Ultimately I think it's to have a proprietary point of view and to stick to your knitting. To establish who you are as a brand, to articulate your own DNA and to navigate from that core in a true, confident and consistent way. Who are you? What makes you special? Why should people even care? At the end of the day, the answers to those questions create clarity -- a beacon of light -- that informs all decisions and separates you from the rest.

What is your breakdown to breakthrough moment?
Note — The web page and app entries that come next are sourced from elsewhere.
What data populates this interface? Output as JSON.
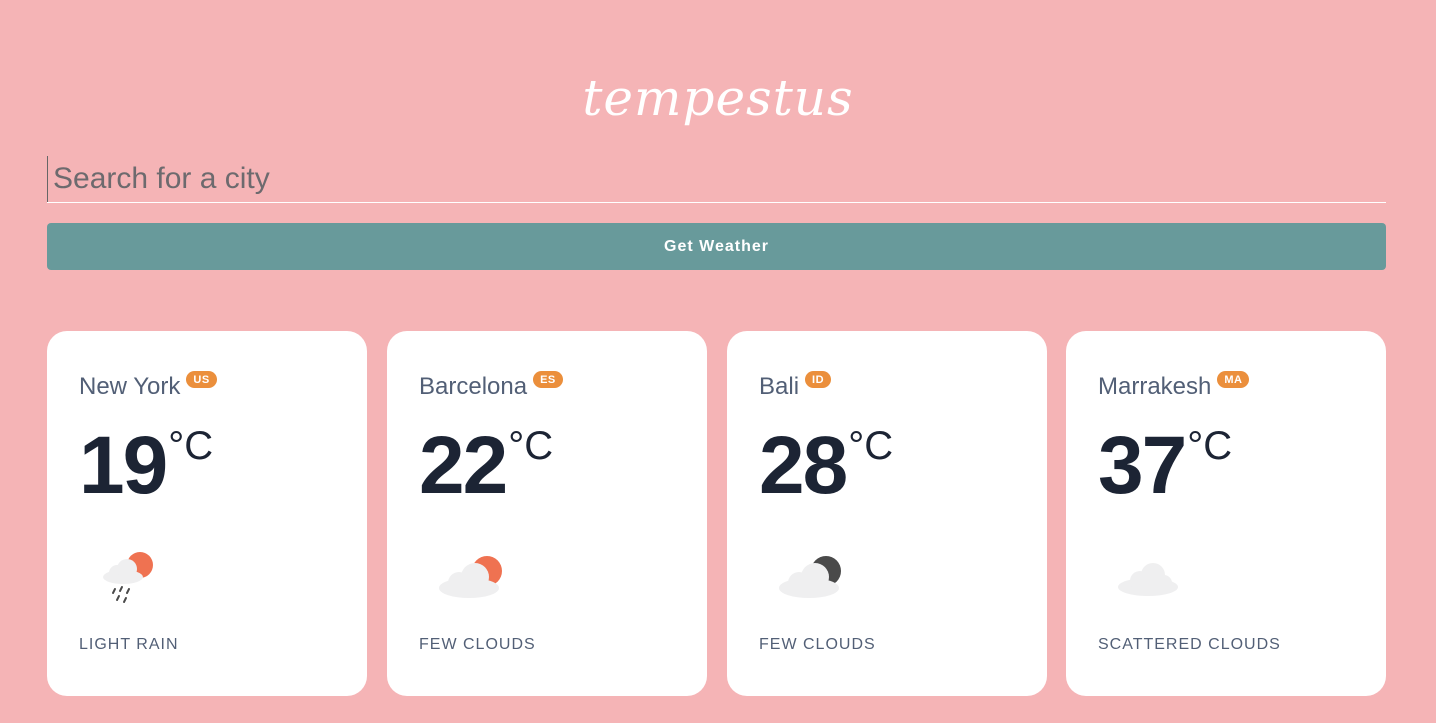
{
  "app": {
    "logo": "tempestus"
  },
  "search": {
    "placeholder": "Search for a city",
    "value": ""
  },
  "actions": {
    "get_weather_label": "Get Weather"
  },
  "colors": {
    "background": "#f5b4b6",
    "button": "#689a9b",
    "badge": "#eb8f3c",
    "sun": "#ef7251",
    "moon": "#4a4a4a",
    "cloud": "#efeff0"
  },
  "cards": [
    {
      "city": "New York",
      "country": "US",
      "temp": "19",
      "unit": "°C",
      "icon": "light-rain-day-icon",
      "description": "LIGHT RAIN"
    },
    {
      "city": "Barcelona",
      "country": "ES",
      "temp": "22",
      "unit": "°C",
      "icon": "few-clouds-day-icon",
      "description": "FEW CLOUDS"
    },
    {
      "city": "Bali",
      "country": "ID",
      "temp": "28",
      "unit": "°C",
      "icon": "few-clouds-night-icon",
      "description": "FEW CLOUDS"
    },
    {
      "city": "Marrakesh",
      "country": "MA",
      "temp": "37",
      "unit": "°C",
      "icon": "scattered-clouds-icon",
      "description": "SCATTERED CLOUDS"
    }
  ]
}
At the very beginning of my career, I graduated with a degree in English Literature and Language and I assumed that I would follow in my mother's footsteps. I was very proud of myself when I landed my first position in the editorial department of a book publisher, but what I soon discovered was that I was actually quite miserable. I felt extremely isolated and yearned for more. I intuitively started to question everything around me. I started hanging out in all different areas of the business. I hung out in the production department asking about typefaces and paper stocks, I hung out in the promotion department asking about distribution strategy, then I was off to the publicity department asking about how they ensure a book's success once it's finally delivered.

During that time it occurred to me that all this had a name -- marketing! And what I really loved was not just content but the entire process from content right through syndication. That was the moment when I recognized that I needed to make a detour. The rest is history.

What are you most excited about with your agency?

What's exciting is getting back to basics. One of the great things about being entrepreneurial is you have to be scrappy and get back to the business of marketing. Something in that is liberating creatively. Just being more in the trenches and working across brands at different stages of their development and in different sectors is extremely fulfilling and stimulating for me.

What would you wish for your legacy to be?

On a personal level, I'm committed to being an inspiration and mentor to others, particularly women. Certainly, I've always hoped to be a catalyst for helping unleash other's potential. I think my ultimate aspiration would be for people to say that I was a true visionary who worked from a place of style and substance.

If your life were a book, what was the title for 2015 and what do you want the title for 2016 to be?

Definitely last year's title was A Tale of Two Cities because I had just completed five years of being bicoastal, which was extremely challenging. For 2016, I'd have to say To Thine Own Self Be True. For me, at this point in my career and life, it's about maintaining my integrity and my authenticity in everything that I do.